Sometimes, puppies will see this unused space as an area to poop and pee because it’s far enough away from their sleeping spot. That’s why many owners end up closing off half of the crate until the puppy’s grown a bit more.

Separation anxiety is a significant contender to consistent soiling in the crate. It’s crucial that you begin recognizing the signs of anxiety and know how to address them.

My Puppy Is Showing Signs of Anxiety. What Do I Do?

Separation anxiety is when your puppy is showing extreme stress from being alone. This usually begins when you leave and ends when you return. Unfortunately, puppies can experience separation anxiety even if they’re in their crate and the same room as you. 

Here are common symptoms of separation anxiety while crate training: 

  • Frequent accidents
  • Barking, crying, and howling
  • Chewing and destroying the bed or crate
  • Pacing often
  • Attempting to escape their crate

Unfortunately, dealing with separation anxiety is not easy. In fact, it’s one of the leading reasons that owners get rid of their dogs. So, what do you do if your puppy is experiencing this type of stress? 

The key to treating separation anxiety in puppies is “to resolve the dog’s underlying anxiety by teaching him to enjoy, or at least tolerate, being left alone,” says the Tufts School of Veterinary Medicine. You can do so through several changes in your schedule, like: 

  • Taking your dog for a walk before you leave for the day. Getting exercise in will tire out your pup and allow it to feel relaxed during the day. 
  • Feeding your dog before you leave, along with leaving out stimulating toys that are only used for when he’s alone. 
  • Keeping greetings and departures casual. Not making a big deal shows your pup that coming and going is a non-issue. 
  • Consider enrolling your pup in doggy daycare. Your pup can develop relationships with other people (and dogs!) where they can socialize all day long. 
  • Using a calming plug-in. Studies have shown that pheromone plug-ins are beneficial for dogs with separation anxiety and can help them stay calm through stressful situations, like parties or thunderstorms.

Furthermore, crate training can help with separation anxiety.

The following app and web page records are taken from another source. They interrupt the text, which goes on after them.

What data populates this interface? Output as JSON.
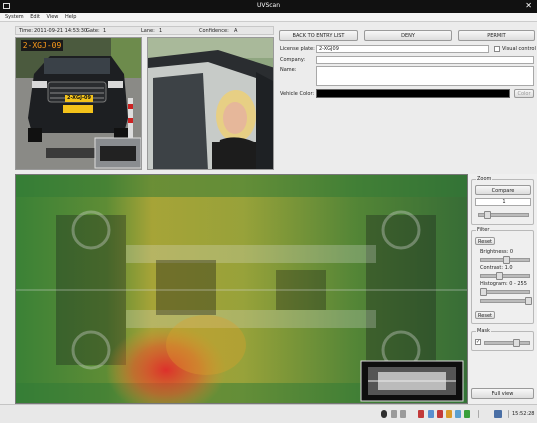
{
  "window": {
    "title": "UVScan",
    "close_glyph": "✕"
  },
  "menu": [
    "System",
    "Edit",
    "View",
    "Help"
  ],
  "info": {
    "time_label": "Time:",
    "time_value": "2011-09-21 14:53:30",
    "gate_label": "Gate:",
    "gate_value": "1",
    "lane_label": "Lane:",
    "lane_value": "1",
    "confidence_label": "Confidence:",
    "confidence_value": "A"
  },
  "plates": {
    "overlay_plate": "2-XGJ-09",
    "car_plate": "2-XGJ-09"
  },
  "actions": {
    "back_label": "BACK TO ENTRY LIST",
    "deny_label": "DENY",
    "permit_label": "PERMIT"
  },
  "form": {
    "license_label": "License plate:",
    "license_value": "2-XGJ09",
    "visual_check_label": "Visual control",
    "visual_check_checked": false,
    "company_label": "Company:",
    "company_value": "",
    "name_label": "Name:",
    "name_value": "",
    "vehicle_color_label": "Vehicle Color:",
    "vehicle_color_value": "#000000",
    "color_button_label": "Color"
  },
  "zoom": {
    "group_title": "Zoom",
    "compare_label": "Compare",
    "zoom_value": "1",
    "slider_level": 0.12
  },
  "filter": {
    "group_title": "Filter",
    "reset_top_label": "Reset",
    "brightness_label": "Brightness: 0",
    "brightness_level": 0.5,
    "contrast_label": "Contrast: 1.0",
    "contrast_level": 0.35,
    "histogram_label": "Histogram: 0 - 255",
    "histogram_low": 0.0,
    "histogram_high": 1.0,
    "reset_bottom_label": "Reset"
  },
  "mask": {
    "group_title": "Mask",
    "checked": true,
    "slider_level": 0.7
  },
  "full_view_label": "Full view",
  "status": {
    "clock": "15:52:28"
  }
}
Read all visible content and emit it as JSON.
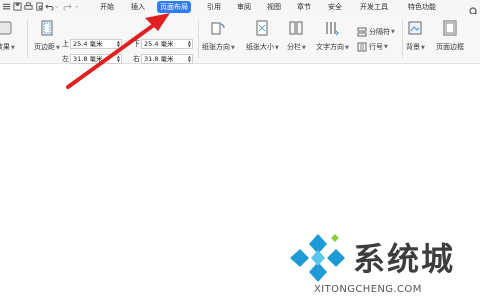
{
  "menubar": {
    "tabs": [
      {
        "label": "开始",
        "active": false
      },
      {
        "label": "插入",
        "active": false
      },
      {
        "label": "页面布局",
        "active": true
      },
      {
        "label": "引用",
        "active": false
      },
      {
        "label": "审阅",
        "active": false
      },
      {
        "label": "视图",
        "active": false
      },
      {
        "label": "章节",
        "active": false
      },
      {
        "label": "安全",
        "active": false
      },
      {
        "label": "开发工具",
        "active": false
      },
      {
        "label": "特色功能",
        "active": false
      }
    ],
    "active_color": "#2f7df6"
  },
  "ribbon": {
    "theme_label": "效果",
    "margins_label": "页边距",
    "margin_top_label": "上",
    "margin_top_value": "25.4 毫米",
    "margin_left_label": "左",
    "margin_left_value": "31.8 毫米",
    "margin_bottom_label": "下",
    "margin_bottom_value": "25.4 毫米",
    "margin_right_label": "右",
    "margin_right_value": "31.8 毫米",
    "orientation_label": "纸张方向",
    "size_label": "纸张大小",
    "columns_label": "分栏",
    "text_direction_label": "文字方向",
    "separator_label": "分隔符",
    "line_number_label": "行号",
    "background_label": "背景",
    "page_border_label": "页面边框"
  },
  "watermark": {
    "title": "系统城",
    "url": "XITONGCHENG.COM",
    "logo_color": "#1e9bd7"
  },
  "annotation": {
    "arrow_color": "#e02020"
  }
}
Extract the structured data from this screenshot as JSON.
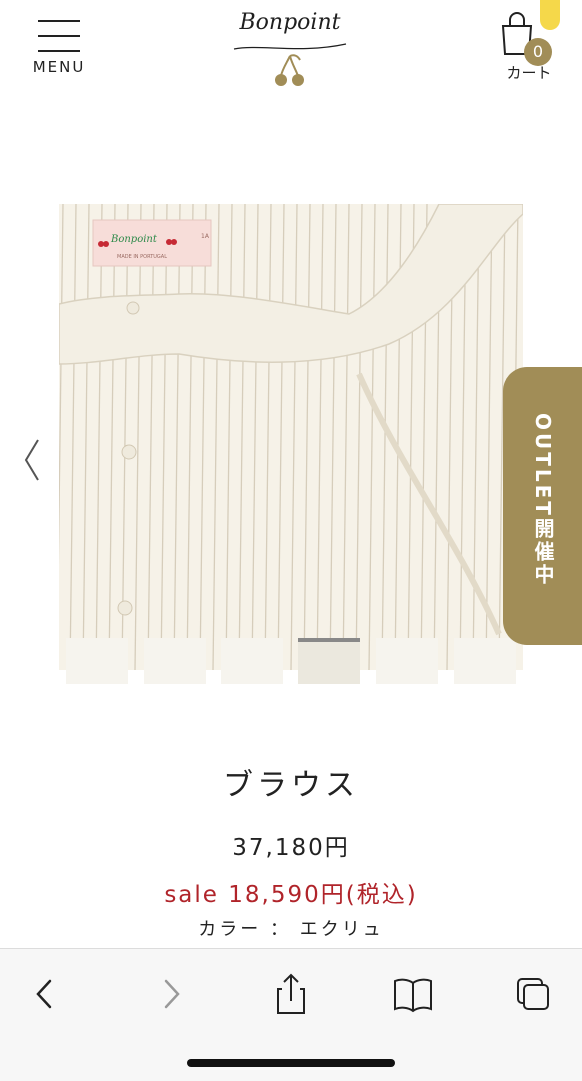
{
  "header": {
    "menu_label": "MENU",
    "logo_text": "Bonpoint",
    "cart_count": "0",
    "cart_label": "カート"
  },
  "gallery": {
    "prev_icon": "chevron-left-icon",
    "thumbnail_count": 6,
    "active_thumbnail": 4,
    "label_brand": "Bonpoint",
    "label_made_in": "MADE IN PORTUGAL",
    "label_size": "1A"
  },
  "outlet_tab": {
    "label": "OUTLET開催中"
  },
  "product": {
    "name": "ブラウス",
    "price": "37,180円",
    "sale_price": "sale 18,590円(税込)",
    "color": "カラー ： エクリュ"
  },
  "toolbar": {
    "icons": [
      "back-icon",
      "forward-icon",
      "share-icon",
      "bookmarks-icon",
      "tabs-icon"
    ]
  },
  "colors": {
    "accent_gold": "#a18d57",
    "sale_red": "#b0242a",
    "cart_highlight": "#f5d84a"
  }
}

If your pup is experiencing this anxiety and stress while being crated, this may mean that you’re trying the crate training process too quickly, and it’s time to slow down the training or to move a step backward.
“The number one mistake people make with crate training is moving too fast,” says dog behavior specialist Scott Sheaffer

Take a look at the step-by-step guide above and identify where exactly your puppy is having issues. Take time to focus on the prior step or move more slowly on the current one.   You may also reach out to us for help in training your puppy via our Virtual Training University.

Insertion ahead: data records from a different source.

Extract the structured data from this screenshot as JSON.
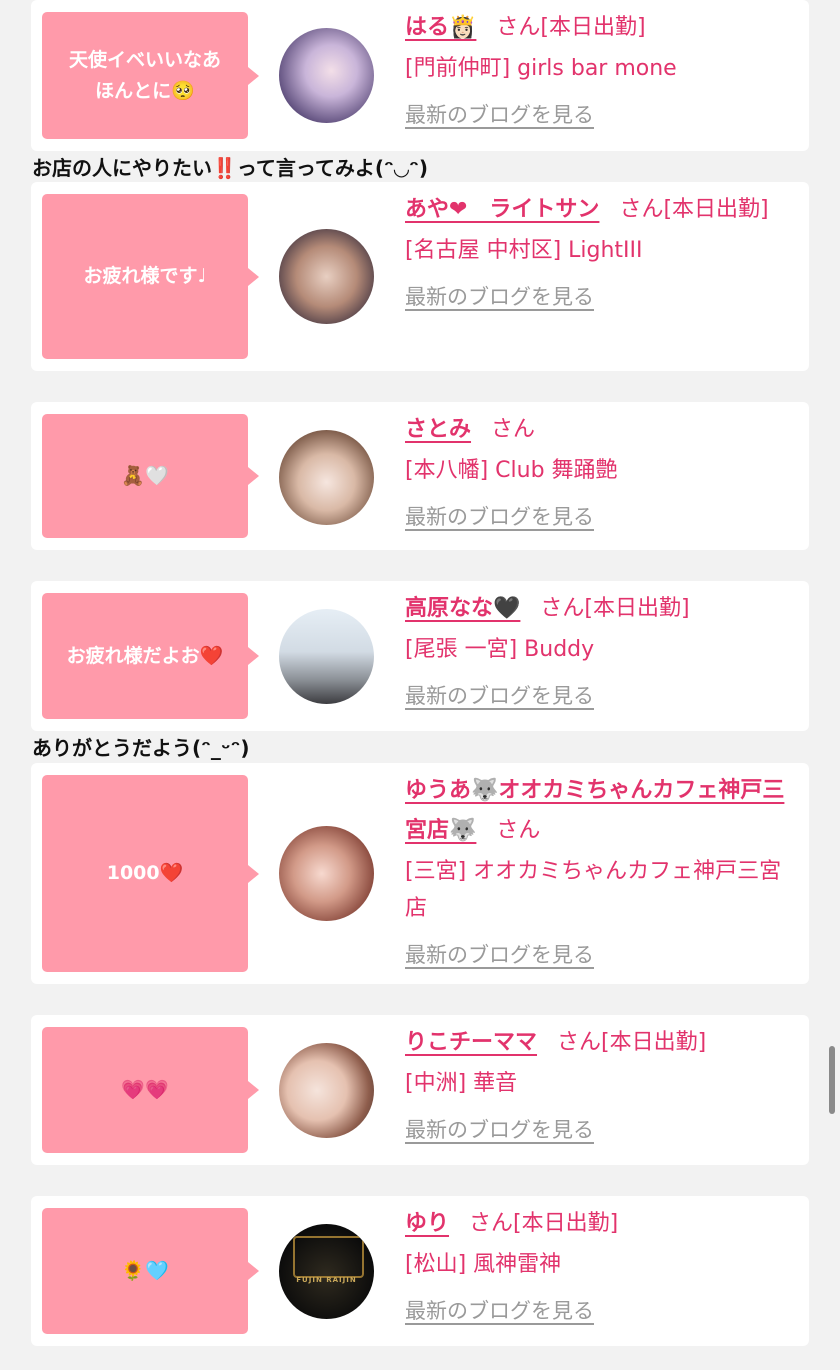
{
  "captions": {
    "c1": "お店の人にやりたい‼️って言ってみよ(ᵔ◡ᵔ)",
    "c2": "ありがとうだよう(ᵔ_ᵕᵔ)"
  },
  "colors": {
    "bubble": "#ff9aaa",
    "accent": "#e2336c",
    "link_gray": "#9a9a9a",
    "background": "#f2f2f2"
  },
  "cards": [
    {
      "message": "天使イベいいなあ\nほんとに🥺",
      "name": "はる👸🏻",
      "suffix": "さん[本日出勤]",
      "shop": "[門前仲町] girls bar mone",
      "blog": "最新のブログを見る"
    },
    {
      "message": "お疲れ様です♩",
      "name": "あや❤︎　ライトサン",
      "suffix": "さん[本日出勤]",
      "shop": "[名古屋 中村区] LightIII",
      "blog": "最新のブログを見る"
    },
    {
      "message": "🧸🤍",
      "name": "さとみ",
      "suffix": "さん",
      "shop": "[本八幡] Club 舞踊艶",
      "blog": "最新のブログを見る"
    },
    {
      "message": "お疲れ様だよお❤️",
      "name": "高原なな🖤",
      "suffix": "さん[本日出勤]",
      "shop": "[尾張 一宮] Buddy",
      "blog": "最新のブログを見る"
    },
    {
      "message": "1000❤️",
      "name": "ゆうあ🐺オオカミちゃんカフェ神戸三宮店🐺",
      "suffix": "さん",
      "shop": "[三宮] オオカミちゃんカフェ神戸三宮店",
      "blog": "最新のブログを見る"
    },
    {
      "message": "💗💗",
      "name": "りこチーママ",
      "suffix": "さん[本日出勤]",
      "shop": "[中洲] 華音",
      "blog": "最新のブログを見る"
    },
    {
      "message": "🌻🩵",
      "name": "ゆり",
      "suffix": "さん[本日出勤]",
      "shop": "[松山] 風神雷神",
      "blog": "最新のブログを見る",
      "avatar_text": "FUJIN RAIJIN"
    }
  ]
}
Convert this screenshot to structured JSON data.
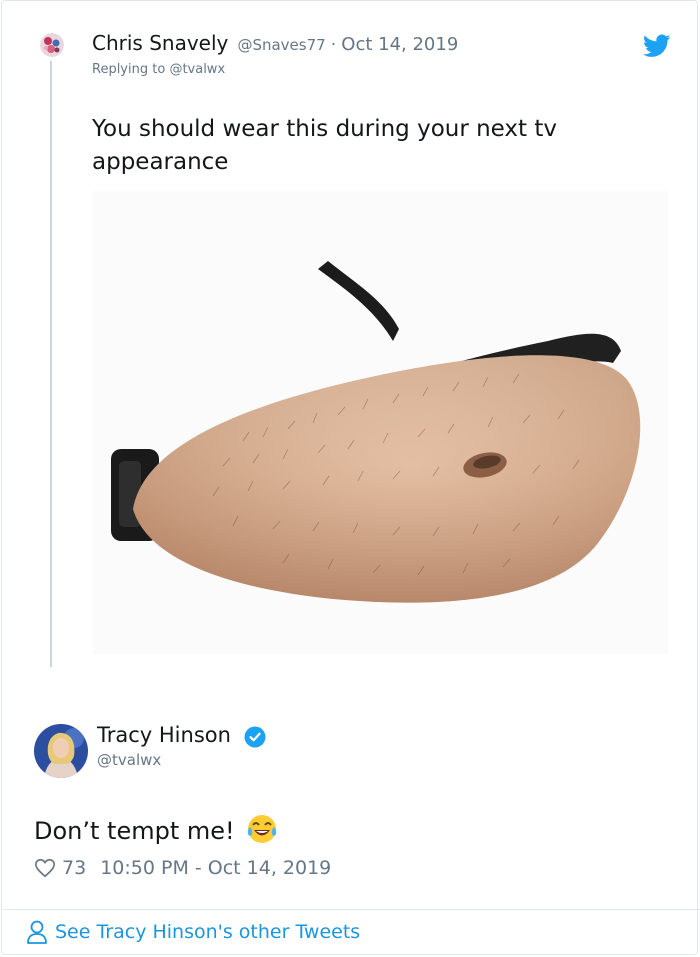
{
  "reply_tweet": {
    "author_name": "Chris Snavely",
    "author_handle": "@Snaves77",
    "separator": "·",
    "date": "Oct 14, 2019",
    "replying_prefix": "Replying to",
    "replying_to": "@tvalwx",
    "text": "You should wear this during your next tv appearance"
  },
  "main_tweet": {
    "author_name": "Tracy Hinson",
    "author_handle": "@tvalwx",
    "text": "Don’t tempt me!",
    "emoji": "😂",
    "likes": "73",
    "timestamp": "10:50 PM - Oct 14, 2019"
  },
  "footer": {
    "link_label": "See Tracy Hinson's other Tweets"
  },
  "icons": {
    "brand": "twitter-bird-icon",
    "verified": "verified-badge-icon",
    "like": "heart-icon",
    "profile": "person-icon"
  },
  "colors": {
    "brand_blue": "#1da1f2",
    "link_blue": "#1b95e0",
    "muted_gray": "#657786",
    "text": "#14171a",
    "thread_line": "#ccd6dd"
  }
}
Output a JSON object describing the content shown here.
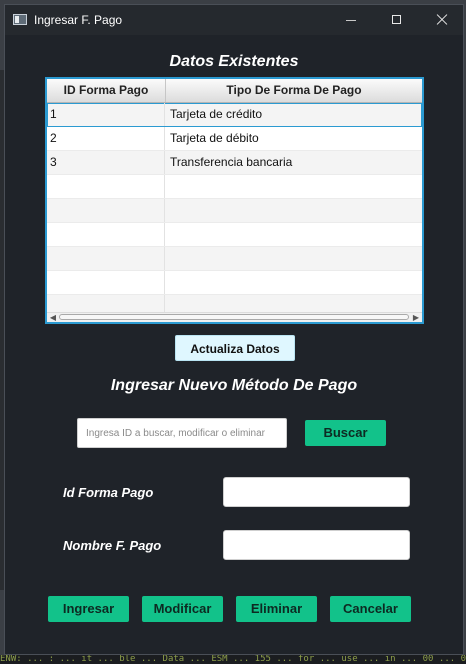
{
  "window": {
    "title": "Ingresar F. Pago"
  },
  "existing_section": {
    "title": "Datos Existentes"
  },
  "table": {
    "columns": [
      "ID Forma Pago",
      "Tipo De Forma De Pago"
    ],
    "rows": [
      {
        "id": "1",
        "tipo": "Tarjeta de crédito"
      },
      {
        "id": "2",
        "tipo": "Tarjeta de débito"
      },
      {
        "id": "3",
        "tipo": "Transferencia bancaria"
      },
      {
        "id": "",
        "tipo": ""
      },
      {
        "id": "",
        "tipo": ""
      },
      {
        "id": "",
        "tipo": ""
      },
      {
        "id": "",
        "tipo": ""
      },
      {
        "id": "",
        "tipo": ""
      },
      {
        "id": "",
        "tipo": ""
      }
    ]
  },
  "refresh_button": {
    "label": "Actualiza Datos"
  },
  "new_section": {
    "title": "Ingresar Nuevo Método De Pago"
  },
  "search": {
    "placeholder": "Ingresa ID a buscar, modificar o eliminar",
    "value": "",
    "button_label": "Buscar"
  },
  "form": {
    "id_label": "Id Forma Pago",
    "id_value": "",
    "name_label": "Nombre F. Pago",
    "name_value": ""
  },
  "actions": {
    "ingresar": "Ingresar",
    "modificar": "Modificar",
    "eliminar": "Eliminar",
    "cancelar": "Cancelar"
  },
  "background": {
    "console_text": "ENW: ... : ... it ... ble ... Data ... ESM ... 155 ... for ... use ... in ... 00 ... 0"
  },
  "colors": {
    "window_bg": "#1f2329",
    "accent_green": "#12c28a",
    "selection_border": "#2b9ad1",
    "refresh_button_bg": "#dff7ff"
  }
}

Can I Hire Someone to Crate Train My Puppy?

You certainly can hire someone to crate train your puppy! In fact, studies have shown that enrolling in puppy classes can have numerous benefits like natural friendliness toward strangers and better listening when it comes to commands. Programs like the ones at Snowy Pines White Labs offer crate training as well as other important lifestyle and behavioral training, like socialization, travel readiness, basic commands, and leash training. With the option to advance to other types of training basics and techniques, these basic skills are crucial for any puppy to get the hang of.

Conclusion

Crate training your puppy offers a plethora of benefits, like house training, acting as a safe space, enhancing routine, and giving you peace of mind. If you’re ready to begin crate training your puppy, then be sure to take these steps:

  • Slowly introduce your puppy to his new crate with treats
  • Feed your puppy’s dinner near or inside of the crate
  • Practice longer crate times once he’s comfortable sitting inside
  • Crate your puppy when you’re away and asleep 

If you’re adopting soon and need some extra help with crate training your new puppy, then Snowy Pines White Labs has got your back with in-person puppy training classes and other extensive online guides. Utilizing these resources will help make for an easier transition for you and your puppy—guaranteeing years of happiness to come.